The Williams signing makes sense given that the Bills play in a division with Sanchez/QB#15, whoever the Dolphins toss out and Brady.

That's two QBs that suck (Dolphins QB, Sanchez), a RB and a guy who struggles when pressured.

Seems like having a guy with pass rushing ability is a good thing.

losing cheaply

They had a playoff team that was actually pretty young offensively, letting them develop is a smart move.

Maybe the Bengals didn't see anyone on the market worth giving money to? Why spend money on a player who isn't going to help the team? Save that shit and use it to keep the guys you have.

I also love the "everything is wrong" mantra Gregg has. Bills "overpay" for Williams to become a playoff team - he bitches. Bengals save their money after making the playoffs - he bitches.

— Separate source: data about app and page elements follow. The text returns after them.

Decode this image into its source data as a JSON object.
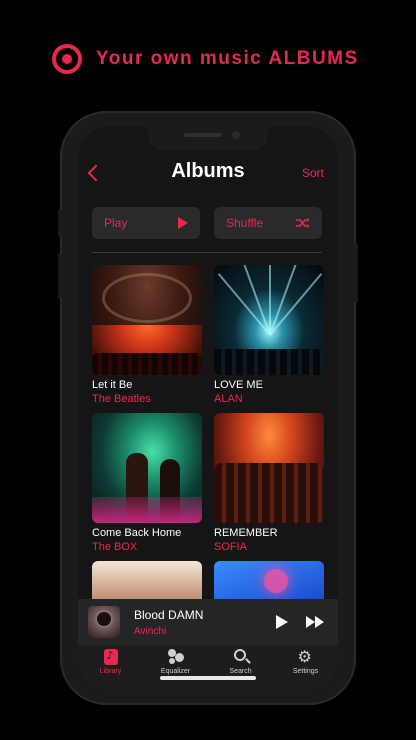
{
  "promo": {
    "headline": "Your own music ALBUMS",
    "icon": "record-icon"
  },
  "header": {
    "title": "Albums",
    "back_icon": "chevron-left-icon",
    "sort_label": "Sort"
  },
  "actions": {
    "play_label": "Play",
    "shuffle_label": "Shuffle"
  },
  "albums": [
    {
      "title": "Let it Be",
      "artist": "The Beatles"
    },
    {
      "title": "LOVE ME",
      "artist": "ALAN"
    },
    {
      "title": "Come Back Home",
      "artist": "The BOX"
    },
    {
      "title": "REMEMBER",
      "artist": "SOFIA"
    },
    {
      "title": "",
      "artist": ""
    },
    {
      "title": "",
      "artist": ""
    }
  ],
  "now_playing": {
    "title": "Blood DAMN",
    "artist": "Avinchi"
  },
  "tabs": [
    {
      "label": "Library",
      "icon": "music-note-icon",
      "active": true
    },
    {
      "label": "Equalizer",
      "icon": "equalizer-icon",
      "active": false
    },
    {
      "label": "Search",
      "icon": "search-icon",
      "active": false
    },
    {
      "label": "Settings",
      "icon": "gear-icon",
      "active": false
    }
  ],
  "colors": {
    "accent": "#e8294f",
    "background": "#000000",
    "surface": "#2a2a2d"
  }
}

I honestly don't know who the Bengals would have gone after. They weren't going QB so the "Flynn" sweepstakes was out of the question, they have young WRs so they weren't giving 7M to Manningham, nor were they giving 4M to Jacobs... the only person who makes sense is Williams who is "overpaid" so you can't fault them for passing.

very expensive high-tech equipment fails to function properly in low-stress peacetime conditions, why is it that the contractors who built the stuff never have to pay a refund?

Because they elect to have the company fix it instead?

And Gregg shows again why he's a fucking journalism major - technology doesn't give two shits about peacetime or war conditions. "Oh we're in war time now? I'll make sure the electrons flow extra freely now."

It's like complaining that your computer downloads porn slower than it downloads email.

Think about this - you buy a new fridge and it breaks; company says they'll come fix it for free and toss on additional protections to the warranty. You probably don't want to go through the hassel of moving the fridge, so you just let them fix it.

Now instead of a fridge, you have a radar dish on an aircraft carrier. Are you really going to go "ya, take the next week taking it of the boat, it's not important to us" or do you just go "ya, come out and fix this shit?"

I did a lot of thinking about this and most likely Bane and his group were able to do this because they were able to move freely underground.

Ding ding ding. A lot easier to secretly place demolitions when you have an underground network of tunnels that NO ONE ELSE KNOWS ABOUT. It's not like they were planting C4 on the structural supports of the stadium with people looking on. They put explosives underground and disrupted the ground enough that the stadium collapsed.

In order to fool who?

Everyone. She kinda needed to become the head of the Wayne corporation to get access to the reactor... which means she had to seem sympathetic to Bruce Wayne...

Seriously, if you watch the movie and your question is "why'd she fake like she was Bane's prisoner" then um... stop. After watching the movie, my question is: what kind of a dumb bitch finds someone willing to nuke a town on her behalf and fucking sticks around in the blast radius for it to go off?

Bengoodfella said...

Rich, the question with Williams is whether he can stay healthy or not. The question isn't his talent. As usual, Gregg throws out Williams numbers and doesn't give much perspective. Williams is a quality pass rusher when he is healthy.

Gregg said the same thing about the Buccaneers last year. He accused them of losing cheaply or something like that. Like you said, if a team spends money on a FA then Gregg will criticize them for signing highly-paid glory boys. It's a never-ending cycle of criticism by Gregg.

I have a feeling Gregg wasn't really watch TDKR and was too busy taking notes on everything wrong with the movie. Of all the parts of the film I was concerned about, the explosives made sense to me. There were underground tunnels and he blew up the stadium below the field. Seems pretty simple to me, but of course if you aren't paying attention or don't want it to make sense then I guess this would cause you to be confused.

I don't know why she stuck around. That's a different criticism, but the reason she seemed loyal to Batman and Bruce Wayne until the very end does seem to make sense. After all, it got her to the reactor.